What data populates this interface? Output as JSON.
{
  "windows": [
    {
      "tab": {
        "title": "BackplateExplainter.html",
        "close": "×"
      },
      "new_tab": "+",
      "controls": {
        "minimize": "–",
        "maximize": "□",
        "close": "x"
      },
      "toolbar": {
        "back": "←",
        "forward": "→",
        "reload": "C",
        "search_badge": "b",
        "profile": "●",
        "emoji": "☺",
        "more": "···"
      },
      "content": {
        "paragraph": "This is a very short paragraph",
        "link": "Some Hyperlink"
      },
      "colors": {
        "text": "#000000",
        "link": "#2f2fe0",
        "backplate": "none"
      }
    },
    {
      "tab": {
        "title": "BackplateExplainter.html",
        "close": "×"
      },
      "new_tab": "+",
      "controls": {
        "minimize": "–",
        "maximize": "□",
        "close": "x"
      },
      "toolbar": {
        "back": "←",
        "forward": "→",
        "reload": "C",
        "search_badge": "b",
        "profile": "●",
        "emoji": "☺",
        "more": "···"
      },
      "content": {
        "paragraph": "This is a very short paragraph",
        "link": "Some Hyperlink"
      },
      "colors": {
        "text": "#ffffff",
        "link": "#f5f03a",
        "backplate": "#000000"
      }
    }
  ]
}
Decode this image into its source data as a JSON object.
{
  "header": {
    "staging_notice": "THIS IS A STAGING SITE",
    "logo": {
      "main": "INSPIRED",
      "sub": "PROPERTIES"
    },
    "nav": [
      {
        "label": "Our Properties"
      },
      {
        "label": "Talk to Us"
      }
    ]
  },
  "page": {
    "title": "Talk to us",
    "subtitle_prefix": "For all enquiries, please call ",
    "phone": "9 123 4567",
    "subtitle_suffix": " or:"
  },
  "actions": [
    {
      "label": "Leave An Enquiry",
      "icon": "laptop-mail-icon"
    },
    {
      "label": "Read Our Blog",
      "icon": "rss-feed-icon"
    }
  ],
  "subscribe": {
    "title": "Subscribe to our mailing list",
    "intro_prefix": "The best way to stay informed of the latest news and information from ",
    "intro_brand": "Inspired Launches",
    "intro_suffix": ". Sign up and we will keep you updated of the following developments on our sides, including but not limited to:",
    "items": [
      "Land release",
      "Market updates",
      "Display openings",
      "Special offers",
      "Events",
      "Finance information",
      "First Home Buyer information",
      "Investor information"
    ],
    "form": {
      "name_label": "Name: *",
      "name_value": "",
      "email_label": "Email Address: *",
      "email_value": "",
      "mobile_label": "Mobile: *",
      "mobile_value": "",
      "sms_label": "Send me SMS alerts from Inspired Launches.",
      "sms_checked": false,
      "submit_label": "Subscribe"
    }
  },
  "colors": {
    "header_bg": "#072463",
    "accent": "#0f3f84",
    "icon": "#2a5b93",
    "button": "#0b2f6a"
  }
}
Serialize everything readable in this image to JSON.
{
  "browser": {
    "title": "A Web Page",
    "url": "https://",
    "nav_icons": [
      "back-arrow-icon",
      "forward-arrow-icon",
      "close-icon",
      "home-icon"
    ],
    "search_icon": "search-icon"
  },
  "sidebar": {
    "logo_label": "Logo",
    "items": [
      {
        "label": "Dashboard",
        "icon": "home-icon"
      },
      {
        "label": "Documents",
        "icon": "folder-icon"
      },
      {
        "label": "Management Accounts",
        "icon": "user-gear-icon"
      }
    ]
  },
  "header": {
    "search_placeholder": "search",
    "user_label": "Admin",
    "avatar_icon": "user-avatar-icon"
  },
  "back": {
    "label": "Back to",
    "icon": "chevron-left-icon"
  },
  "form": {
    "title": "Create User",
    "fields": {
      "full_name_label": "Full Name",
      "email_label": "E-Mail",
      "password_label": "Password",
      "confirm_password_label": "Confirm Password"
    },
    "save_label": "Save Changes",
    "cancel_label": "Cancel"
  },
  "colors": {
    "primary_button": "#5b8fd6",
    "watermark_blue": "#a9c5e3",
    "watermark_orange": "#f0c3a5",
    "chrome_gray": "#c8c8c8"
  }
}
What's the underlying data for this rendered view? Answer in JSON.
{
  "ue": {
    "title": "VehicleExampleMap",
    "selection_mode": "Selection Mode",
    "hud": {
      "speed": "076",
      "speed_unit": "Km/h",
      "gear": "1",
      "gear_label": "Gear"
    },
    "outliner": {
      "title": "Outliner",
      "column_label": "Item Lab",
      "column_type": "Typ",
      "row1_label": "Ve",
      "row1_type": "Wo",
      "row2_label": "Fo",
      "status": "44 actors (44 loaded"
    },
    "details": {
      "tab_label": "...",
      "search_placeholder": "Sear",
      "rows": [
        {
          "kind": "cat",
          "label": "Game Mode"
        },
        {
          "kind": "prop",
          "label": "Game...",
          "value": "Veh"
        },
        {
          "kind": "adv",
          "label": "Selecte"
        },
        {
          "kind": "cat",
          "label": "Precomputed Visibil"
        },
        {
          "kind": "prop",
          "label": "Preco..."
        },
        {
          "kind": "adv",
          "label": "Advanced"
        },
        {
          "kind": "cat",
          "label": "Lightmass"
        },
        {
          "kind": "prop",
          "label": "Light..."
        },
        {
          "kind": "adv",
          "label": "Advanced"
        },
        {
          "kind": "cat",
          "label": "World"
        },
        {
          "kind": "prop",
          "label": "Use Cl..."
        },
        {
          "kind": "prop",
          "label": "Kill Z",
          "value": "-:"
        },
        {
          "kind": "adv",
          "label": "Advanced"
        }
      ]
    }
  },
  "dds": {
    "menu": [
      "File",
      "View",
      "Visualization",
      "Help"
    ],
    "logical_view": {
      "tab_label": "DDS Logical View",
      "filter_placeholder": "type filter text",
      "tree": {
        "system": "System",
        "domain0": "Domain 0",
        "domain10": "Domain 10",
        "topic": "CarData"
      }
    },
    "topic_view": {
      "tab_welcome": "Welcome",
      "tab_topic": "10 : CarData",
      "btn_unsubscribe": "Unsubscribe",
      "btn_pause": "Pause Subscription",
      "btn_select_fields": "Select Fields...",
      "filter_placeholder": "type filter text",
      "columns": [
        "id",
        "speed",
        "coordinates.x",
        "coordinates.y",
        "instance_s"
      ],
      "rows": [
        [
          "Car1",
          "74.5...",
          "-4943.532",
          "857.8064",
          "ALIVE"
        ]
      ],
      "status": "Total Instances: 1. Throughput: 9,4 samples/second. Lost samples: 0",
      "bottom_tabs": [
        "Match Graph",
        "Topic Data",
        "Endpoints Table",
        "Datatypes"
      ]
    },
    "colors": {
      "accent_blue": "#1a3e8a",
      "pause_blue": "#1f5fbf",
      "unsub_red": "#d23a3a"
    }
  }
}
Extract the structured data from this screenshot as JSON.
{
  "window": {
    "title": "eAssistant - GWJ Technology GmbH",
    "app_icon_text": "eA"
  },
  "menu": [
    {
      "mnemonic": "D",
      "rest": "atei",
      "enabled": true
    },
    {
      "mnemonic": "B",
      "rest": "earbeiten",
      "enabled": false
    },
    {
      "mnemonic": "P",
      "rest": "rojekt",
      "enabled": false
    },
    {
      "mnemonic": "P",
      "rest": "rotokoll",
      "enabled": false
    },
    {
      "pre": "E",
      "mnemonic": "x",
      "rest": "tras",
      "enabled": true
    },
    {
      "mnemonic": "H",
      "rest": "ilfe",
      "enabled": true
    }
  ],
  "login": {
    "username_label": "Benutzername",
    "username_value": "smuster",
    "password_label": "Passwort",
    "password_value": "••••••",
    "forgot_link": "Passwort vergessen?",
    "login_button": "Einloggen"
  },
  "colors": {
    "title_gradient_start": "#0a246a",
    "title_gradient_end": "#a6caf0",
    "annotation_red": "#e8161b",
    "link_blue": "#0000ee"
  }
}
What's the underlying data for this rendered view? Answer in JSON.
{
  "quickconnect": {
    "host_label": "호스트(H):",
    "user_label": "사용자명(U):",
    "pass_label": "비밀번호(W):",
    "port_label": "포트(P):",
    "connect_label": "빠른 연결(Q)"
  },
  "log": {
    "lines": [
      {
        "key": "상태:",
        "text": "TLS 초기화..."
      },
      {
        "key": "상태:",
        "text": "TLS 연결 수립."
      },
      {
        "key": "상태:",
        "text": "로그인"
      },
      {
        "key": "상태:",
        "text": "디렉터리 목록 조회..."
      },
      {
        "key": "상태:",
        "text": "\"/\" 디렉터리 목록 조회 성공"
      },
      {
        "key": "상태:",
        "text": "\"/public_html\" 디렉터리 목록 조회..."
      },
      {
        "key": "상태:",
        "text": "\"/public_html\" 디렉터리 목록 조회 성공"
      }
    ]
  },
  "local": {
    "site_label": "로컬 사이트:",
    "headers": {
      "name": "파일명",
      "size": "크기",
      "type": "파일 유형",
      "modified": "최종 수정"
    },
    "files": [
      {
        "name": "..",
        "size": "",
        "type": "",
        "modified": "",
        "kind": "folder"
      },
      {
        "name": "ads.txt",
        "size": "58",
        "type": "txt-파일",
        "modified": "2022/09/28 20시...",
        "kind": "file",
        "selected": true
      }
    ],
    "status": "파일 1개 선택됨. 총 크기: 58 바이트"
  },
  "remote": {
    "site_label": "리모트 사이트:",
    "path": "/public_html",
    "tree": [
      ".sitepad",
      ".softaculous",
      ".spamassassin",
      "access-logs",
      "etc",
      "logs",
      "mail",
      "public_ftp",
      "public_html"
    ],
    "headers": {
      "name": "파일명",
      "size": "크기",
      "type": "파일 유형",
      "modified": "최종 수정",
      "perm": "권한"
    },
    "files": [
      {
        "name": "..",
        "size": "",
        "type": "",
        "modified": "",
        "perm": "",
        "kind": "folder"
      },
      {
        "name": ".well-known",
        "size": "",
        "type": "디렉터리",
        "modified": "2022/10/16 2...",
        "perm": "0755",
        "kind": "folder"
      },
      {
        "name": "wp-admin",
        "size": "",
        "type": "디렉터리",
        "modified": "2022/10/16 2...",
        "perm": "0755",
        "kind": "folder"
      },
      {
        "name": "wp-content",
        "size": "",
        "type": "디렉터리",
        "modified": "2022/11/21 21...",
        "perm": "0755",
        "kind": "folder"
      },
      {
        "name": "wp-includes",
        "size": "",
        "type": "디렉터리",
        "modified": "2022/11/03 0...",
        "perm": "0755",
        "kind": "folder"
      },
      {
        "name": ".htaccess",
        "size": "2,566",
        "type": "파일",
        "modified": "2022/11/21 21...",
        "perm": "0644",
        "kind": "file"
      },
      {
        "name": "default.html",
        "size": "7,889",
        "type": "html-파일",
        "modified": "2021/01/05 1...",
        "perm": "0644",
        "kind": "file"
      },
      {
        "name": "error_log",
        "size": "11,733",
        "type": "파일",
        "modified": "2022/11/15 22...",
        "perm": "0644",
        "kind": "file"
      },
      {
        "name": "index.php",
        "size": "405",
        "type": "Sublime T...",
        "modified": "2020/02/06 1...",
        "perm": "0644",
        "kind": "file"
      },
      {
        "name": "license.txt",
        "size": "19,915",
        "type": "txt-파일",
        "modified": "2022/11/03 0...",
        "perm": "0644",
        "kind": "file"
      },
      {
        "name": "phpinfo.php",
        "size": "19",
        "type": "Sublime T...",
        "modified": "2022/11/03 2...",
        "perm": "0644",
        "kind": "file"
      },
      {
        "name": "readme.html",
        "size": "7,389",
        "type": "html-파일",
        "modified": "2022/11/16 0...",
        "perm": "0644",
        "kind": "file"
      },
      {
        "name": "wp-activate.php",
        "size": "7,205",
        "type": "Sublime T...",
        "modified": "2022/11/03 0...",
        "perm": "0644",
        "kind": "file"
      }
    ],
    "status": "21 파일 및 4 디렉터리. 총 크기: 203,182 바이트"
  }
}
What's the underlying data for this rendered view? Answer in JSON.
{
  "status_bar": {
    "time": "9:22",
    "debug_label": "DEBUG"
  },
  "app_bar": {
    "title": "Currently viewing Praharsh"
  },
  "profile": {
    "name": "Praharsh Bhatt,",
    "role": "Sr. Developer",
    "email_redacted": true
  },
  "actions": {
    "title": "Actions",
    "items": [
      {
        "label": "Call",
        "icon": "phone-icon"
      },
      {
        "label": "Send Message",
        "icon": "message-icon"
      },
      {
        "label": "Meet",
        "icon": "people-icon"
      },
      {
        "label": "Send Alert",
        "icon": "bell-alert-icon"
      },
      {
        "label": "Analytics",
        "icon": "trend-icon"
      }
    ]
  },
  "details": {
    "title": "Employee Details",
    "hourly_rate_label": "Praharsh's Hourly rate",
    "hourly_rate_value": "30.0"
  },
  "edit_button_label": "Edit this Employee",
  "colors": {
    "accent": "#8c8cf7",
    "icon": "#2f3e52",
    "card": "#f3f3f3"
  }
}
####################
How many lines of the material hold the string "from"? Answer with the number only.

3